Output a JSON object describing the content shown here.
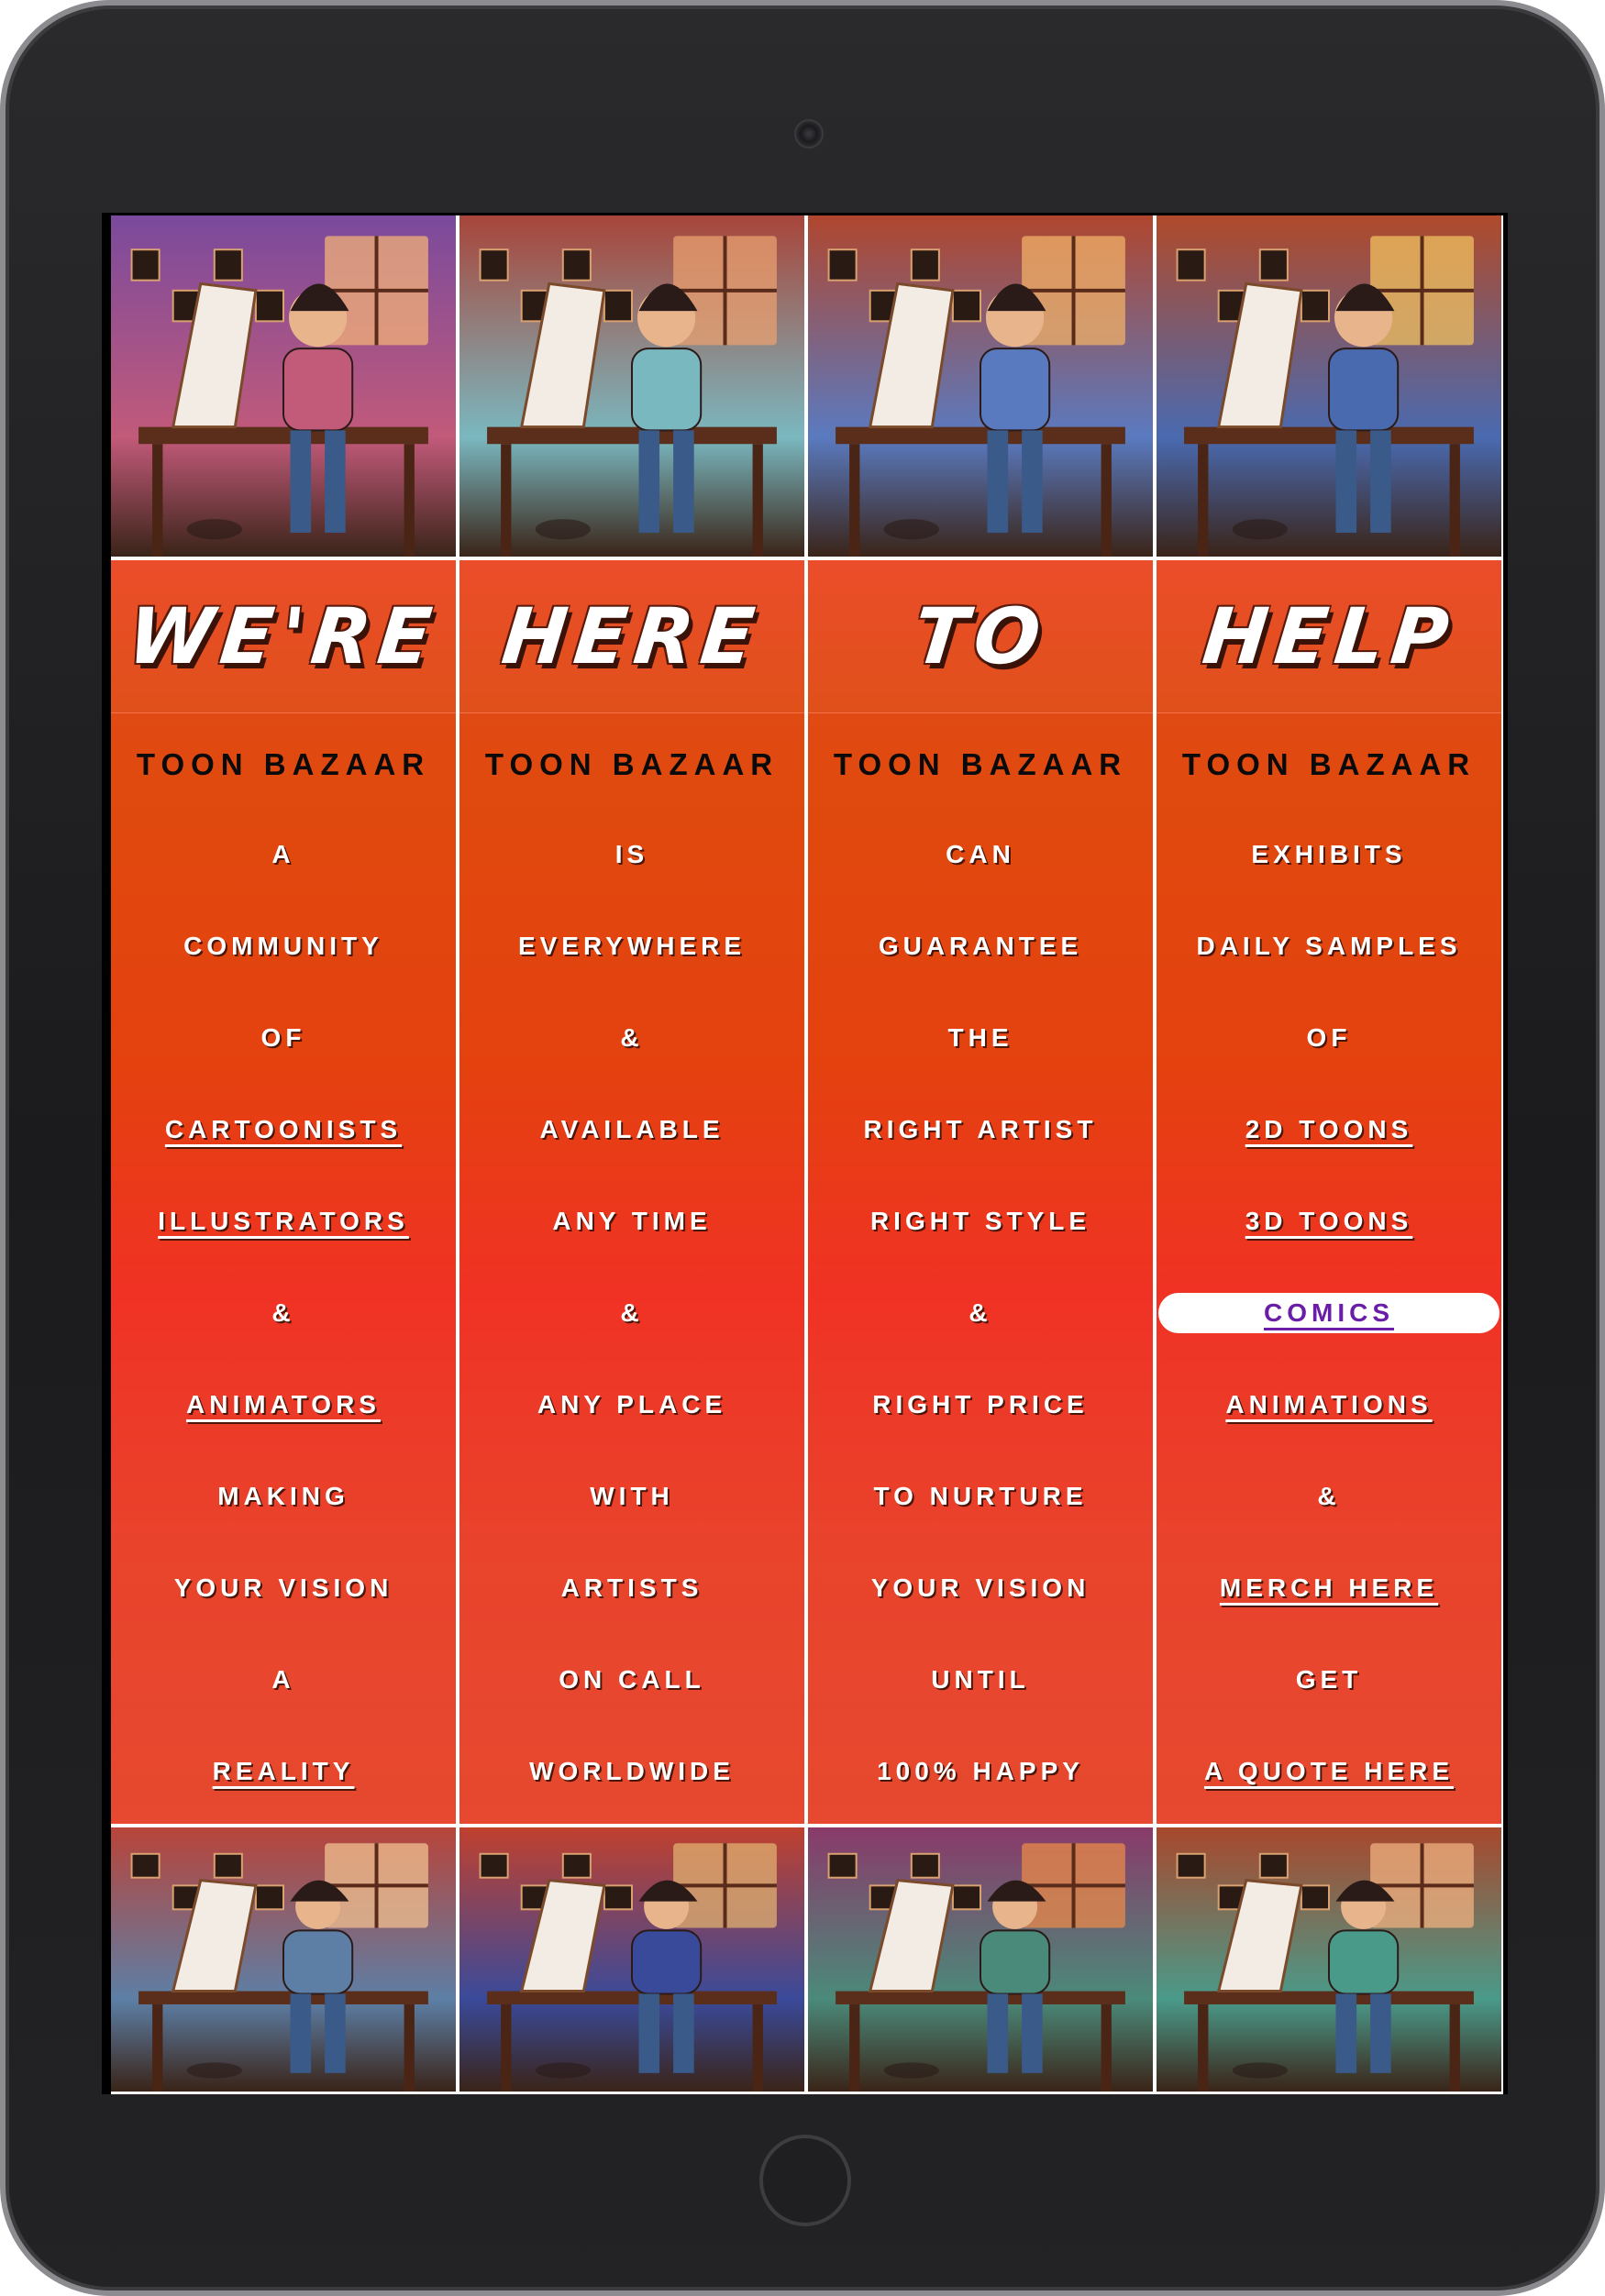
{
  "device": {
    "camera_icon": "camera-icon",
    "home_button_icon": "home-button-icon"
  },
  "columns": [
    {
      "headline": "WE'RE",
      "brand": "TOON BAZAAR",
      "lines": [
        {
          "text": "A",
          "link": false
        },
        {
          "text": "COMMUNITY",
          "link": false
        },
        {
          "text": "OF",
          "link": false
        },
        {
          "text": "CARTOONISTS",
          "link": true
        },
        {
          "text": "ILLUSTRATORS",
          "link": true
        },
        {
          "text": "&",
          "link": false
        },
        {
          "text": "ANIMATORS",
          "link": true
        },
        {
          "text": "MAKING",
          "link": false
        },
        {
          "text": "YOUR VISION",
          "link": false
        },
        {
          "text": "A",
          "link": false
        },
        {
          "text": "REALITY",
          "link": true
        }
      ],
      "top_image": {
        "alt_icon": "artist-woman-at-desk-illustration",
        "palette": [
          "#7a4a9c",
          "#c25a7a",
          "#f2b07a"
        ]
      },
      "bottom_image": {
        "alt_icon": "artist-girl-at-easel-illustration",
        "palette": [
          "#b8443a",
          "#5d7fa6",
          "#f0c090"
        ]
      }
    },
    {
      "headline": "HERE",
      "brand": "TOON BAZAAR",
      "lines": [
        {
          "text": "IS",
          "link": false
        },
        {
          "text": "EVERYWHERE",
          "link": false
        },
        {
          "text": "&",
          "link": false
        },
        {
          "text": "AVAILABLE",
          "link": false
        },
        {
          "text": "ANY TIME",
          "link": false
        },
        {
          "text": "&",
          "link": false
        },
        {
          "text": "ANY PLACE",
          "link": false
        },
        {
          "text": "WITH",
          "link": false
        },
        {
          "text": "ARTISTS",
          "link": false
        },
        {
          "text": "ON CALL",
          "link": false
        },
        {
          "text": "WORLDWIDE",
          "link": false
        }
      ],
      "top_image": {
        "alt_icon": "artist-woman-drawing-tablet-illustration",
        "palette": [
          "#a8453a",
          "#7ab8c0",
          "#e8a070"
        ]
      },
      "bottom_image": {
        "alt_icon": "artist-man-sketching-illustration",
        "palette": [
          "#c0402e",
          "#3a4a9a",
          "#e0b070"
        ]
      }
    },
    {
      "headline": "TO",
      "brand": "TOON BAZAAR",
      "lines": [
        {
          "text": "CAN",
          "link": false
        },
        {
          "text": "GUARANTEE",
          "link": false
        },
        {
          "text": "THE",
          "link": false
        },
        {
          "text": "RIGHT ARTIST",
          "link": false
        },
        {
          "text": "RIGHT STYLE",
          "link": false
        },
        {
          "text": "&",
          "link": false
        },
        {
          "text": "RIGHT PRICE",
          "link": false
        },
        {
          "text": "TO NURTURE",
          "link": false
        },
        {
          "text": "YOUR VISION",
          "link": false
        },
        {
          "text": "UNTIL",
          "link": false
        },
        {
          "text": "100% HAPPY",
          "link": false
        }
      ],
      "top_image": {
        "alt_icon": "old-artist-painting-easel-illustration",
        "palette": [
          "#b0462e",
          "#5a7ac0",
          "#f0b068"
        ]
      },
      "bottom_image": {
        "alt_icon": "punk-artist-painting-illustration",
        "palette": [
          "#8a3a6a",
          "#4a8a7a",
          "#e88a4a"
        ]
      }
    },
    {
      "headline": "HELP",
      "brand": "TOON BAZAAR",
      "lines": [
        {
          "text": "EXHIBITS",
          "link": false
        },
        {
          "text": "DAILY SAMPLES",
          "link": false
        },
        {
          "text": "OF",
          "link": false
        },
        {
          "text": "2D TOONS",
          "link": true
        },
        {
          "text": "3D TOONS",
          "link": true
        },
        {
          "text": "COMICS",
          "link": true,
          "highlight": true
        },
        {
          "text": "ANIMATIONS",
          "link": true
        },
        {
          "text": "&",
          "link": false
        },
        {
          "text": "MERCH HERE",
          "link": true
        },
        {
          "text": "GET",
          "link": false
        },
        {
          "text": "A QUOTE HERE",
          "link": true
        }
      ],
      "top_image": {
        "alt_icon": "artist-woman-painting-canvas-illustration",
        "palette": [
          "#b04a2a",
          "#4a6ab0",
          "#f0c060"
        ]
      },
      "bottom_image": {
        "alt_icon": "artist-woman-sketching-easel-illustration",
        "palette": [
          "#a8482c",
          "#4a9a8a",
          "#f0b080"
        ]
      }
    }
  ],
  "colors": {
    "panel_gradient_top": "#e04a0e",
    "panel_gradient_mid": "#f03224",
    "headline_text": "#ffffff",
    "brand_text": "#0a0a0a",
    "link_highlight_text": "#6a1ea8"
  }
}
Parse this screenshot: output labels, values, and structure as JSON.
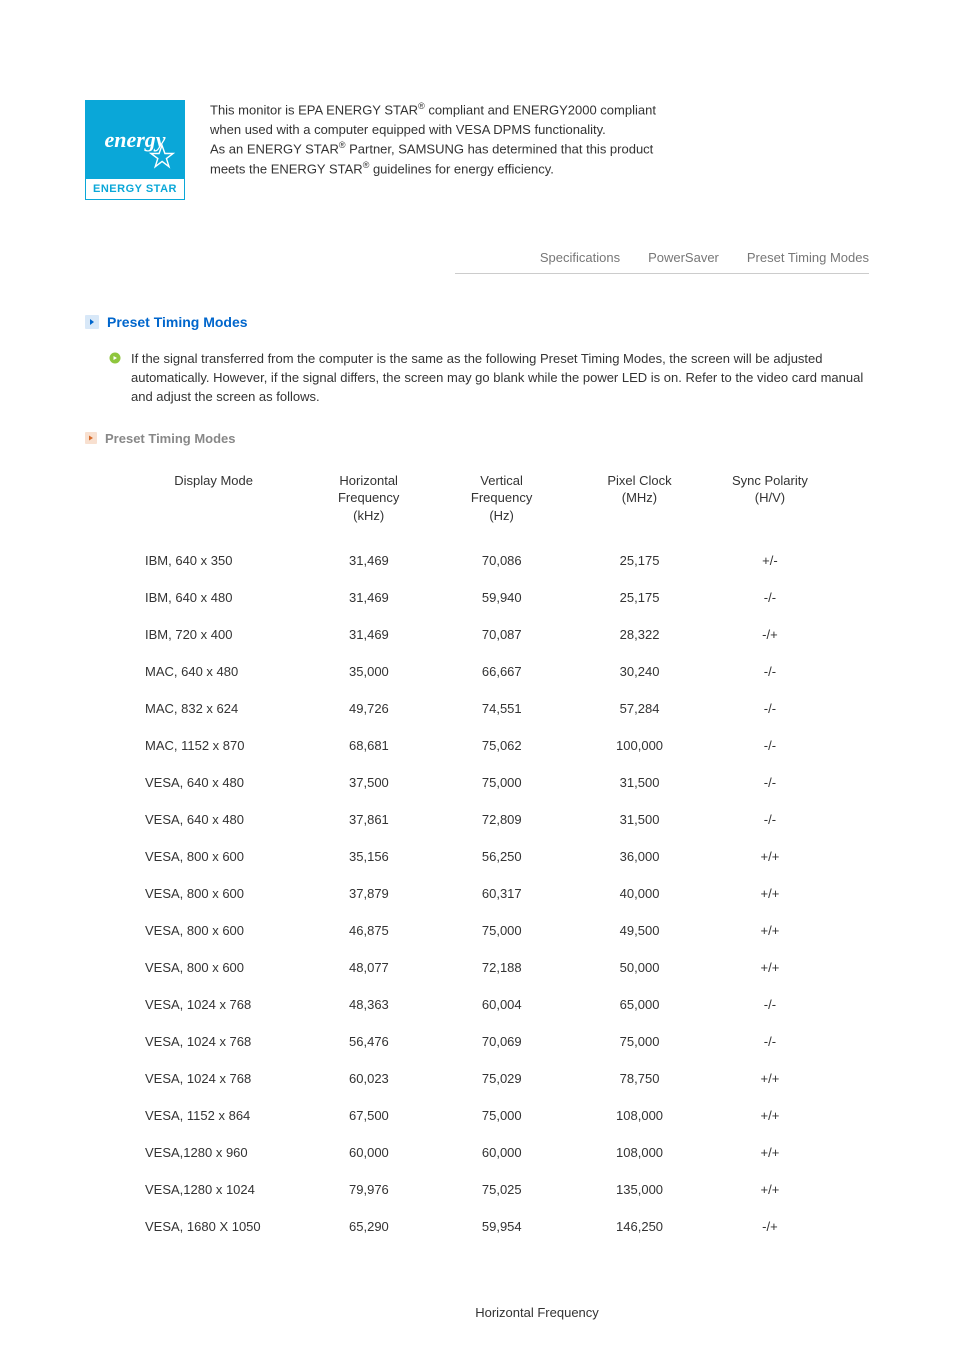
{
  "energyStar": {
    "logoScript": "energy",
    "logoBottom": "ENERGY STAR",
    "para1a": "This monitor is EPA ENERGY STAR",
    "para1b": " compliant and ENERGY2000 compliant when used with a computer equipped with VESA DPMS functionality.",
    "para2a": "As an ENERGY STAR",
    "para2b": " Partner, SAMSUNG has determined that this product meets the ENERGY STAR",
    "para2c": " guidelines for energy efficiency.",
    "reg": "®"
  },
  "tabs": {
    "specifications": "Specifications",
    "powersaver": "PowerSaver",
    "preset": "Preset Timing Modes"
  },
  "section": {
    "title": "Preset Timing Modes",
    "intro": "If the signal transferred from the computer is the same as the following Preset Timing Modes, the screen will be adjusted automatically. However, if the signal differs, the screen may go blank while the power LED is on. Refer to the video card manual and adjust the screen as follows.",
    "subsection": "Preset Timing Modes"
  },
  "table": {
    "headers": {
      "displayMode": "Display Mode",
      "horizontal": "Horizontal\nFrequency\n(kHz)",
      "vertical": "Vertical\nFrequency\n(Hz)",
      "pixelClock": "Pixel Clock\n(MHz)",
      "syncPolarity": "Sync Polarity\n(H/V)"
    },
    "rows": [
      {
        "mode": "IBM, 640 x 350",
        "h": "31,469",
        "v": "70,086",
        "p": "25,175",
        "s": "+/-"
      },
      {
        "mode": "IBM, 640 x 480",
        "h": "31,469",
        "v": "59,940",
        "p": "25,175",
        "s": "-/-"
      },
      {
        "mode": "IBM, 720 x 400",
        "h": "31,469",
        "v": "70,087",
        "p": "28,322",
        "s": "-/+"
      },
      {
        "mode": "MAC, 640 x 480",
        "h": "35,000",
        "v": "66,667",
        "p": "30,240",
        "s": "-/-"
      },
      {
        "mode": "MAC, 832 x 624",
        "h": "49,726",
        "v": "74,551",
        "p": "57,284",
        "s": "-/-"
      },
      {
        "mode": "MAC, 1152 x 870",
        "h": "68,681",
        "v": "75,062",
        "p": "100,000",
        "s": "-/-"
      },
      {
        "mode": "VESA, 640 x 480",
        "h": "37,500",
        "v": "75,000",
        "p": "31,500",
        "s": "-/-"
      },
      {
        "mode": "VESA, 640 x 480",
        "h": "37,861",
        "v": "72,809",
        "p": "31,500",
        "s": "-/-"
      },
      {
        "mode": "VESA, 800 x 600",
        "h": "35,156",
        "v": "56,250",
        "p": "36,000",
        "s": "+/+"
      },
      {
        "mode": "VESA, 800 x 600",
        "h": "37,879",
        "v": "60,317",
        "p": "40,000",
        "s": "+/+"
      },
      {
        "mode": "VESA, 800 x 600",
        "h": "46,875",
        "v": "75,000",
        "p": "49,500",
        "s": "+/+"
      },
      {
        "mode": "VESA, 800 x 600",
        "h": "48,077",
        "v": "72,188",
        "p": "50,000",
        "s": "+/+"
      },
      {
        "mode": "VESA, 1024 x 768",
        "h": "48,363",
        "v": "60,004",
        "p": "65,000",
        "s": "-/-"
      },
      {
        "mode": "VESA, 1024 x 768",
        "h": "56,476",
        "v": "70,069",
        "p": "75,000",
        "s": "-/-"
      },
      {
        "mode": "VESA, 1024 x 768",
        "h": "60,023",
        "v": "75,029",
        "p": "78,750",
        "s": "+/+"
      },
      {
        "mode": "VESA, 1152 x 864",
        "h": "67,500",
        "v": "75,000",
        "p": "108,000",
        "s": "+/+"
      },
      {
        "mode": "VESA,1280 x 960",
        "h": "60,000",
        "v": "60,000",
        "p": "108,000",
        "s": "+/+"
      },
      {
        "mode": "VESA,1280 x 1024",
        "h": "79,976",
        "v": "75,025",
        "p": "135,000",
        "s": "+/+"
      },
      {
        "mode": "VESA, 1680 X 1050",
        "h": "65,290",
        "v": "59,954",
        "p": "146,250",
        "s": "-/+"
      }
    ]
  },
  "footer": {
    "horizontalFreq": "Horizontal Frequency"
  }
}
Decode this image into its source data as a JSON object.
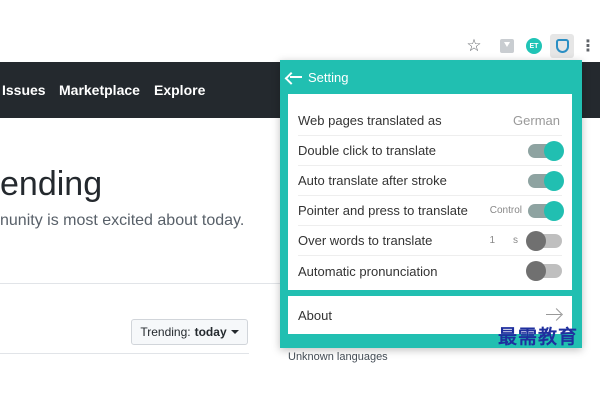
{
  "browser_toolbar": {
    "icons": [
      "star-icon",
      "download-extension-icon",
      "et-extension-icon",
      "translate-extension-icon",
      "menu-icon"
    ],
    "et_badge": "ET",
    "star_glyph": "☆",
    "menu_glyph": "⋮"
  },
  "github_header": {
    "nav": [
      "Issues",
      "Marketplace",
      "Explore"
    ]
  },
  "page": {
    "title": "ending",
    "subtitle": "nunity is most excited about today.",
    "trending_label": "Trending:",
    "trending_value": "today",
    "unknown_languages": "Unknown languages"
  },
  "popup": {
    "title": "Setting",
    "accent_color": "#21bfb1",
    "rows": [
      {
        "label": "Web pages translated as",
        "value": "German"
      },
      {
        "label": "Double click to translate",
        "toggle": "on"
      },
      {
        "label": "Auto translate after stroke",
        "toggle": "on"
      },
      {
        "label": "Pointer and press to translate",
        "hint": "Control",
        "toggle": "on"
      },
      {
        "label": "Over words to translate",
        "number": "1",
        "unit": "s",
        "toggle": "off"
      },
      {
        "label": "Automatic pronunciation",
        "toggle": "off"
      }
    ],
    "about_label": "About"
  },
  "watermark": "最需教育"
}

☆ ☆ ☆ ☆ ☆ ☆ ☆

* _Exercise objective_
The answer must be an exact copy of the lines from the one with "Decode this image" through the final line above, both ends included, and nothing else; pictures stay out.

* _Final answer_
Decode this image into its source data as a JSON object.
{
  "browser_toolbar": {
    "icons": [
      "star-icon",
      "download-extension-icon",
      "et-extension-icon",
      "translate-extension-icon",
      "menu-icon"
    ],
    "et_badge": "ET",
    "star_glyph": "☆",
    "menu_glyph": "⋮"
  },
  "github_header": {
    "nav": [
      "Issues",
      "Marketplace",
      "Explore"
    ]
  },
  "page": {
    "title": "ending",
    "subtitle": "nunity is most excited about today.",
    "trending_label": "Trending:",
    "trending_value": "today",
    "unknown_languages": "Unknown languages"
  },
  "popup": {
    "title": "Setting",
    "accent_color": "#21bfb1",
    "rows": [
      {
        "label": "Web pages translated as",
        "value": "German"
      },
      {
        "label": "Double click to translate",
        "toggle": "on"
      },
      {
        "label": "Auto translate after stroke",
        "toggle": "on"
      },
      {
        "label": "Pointer and press to translate",
        "hint": "Control",
        "toggle": "on"
      },
      {
        "label": "Over words to translate",
        "number": "1",
        "unit": "s",
        "toggle": "off"
      },
      {
        "label": "Automatic pronunciation",
        "toggle": "off"
      }
    ],
    "about_label": "About"
  },
  "watermark": "最需教育"
}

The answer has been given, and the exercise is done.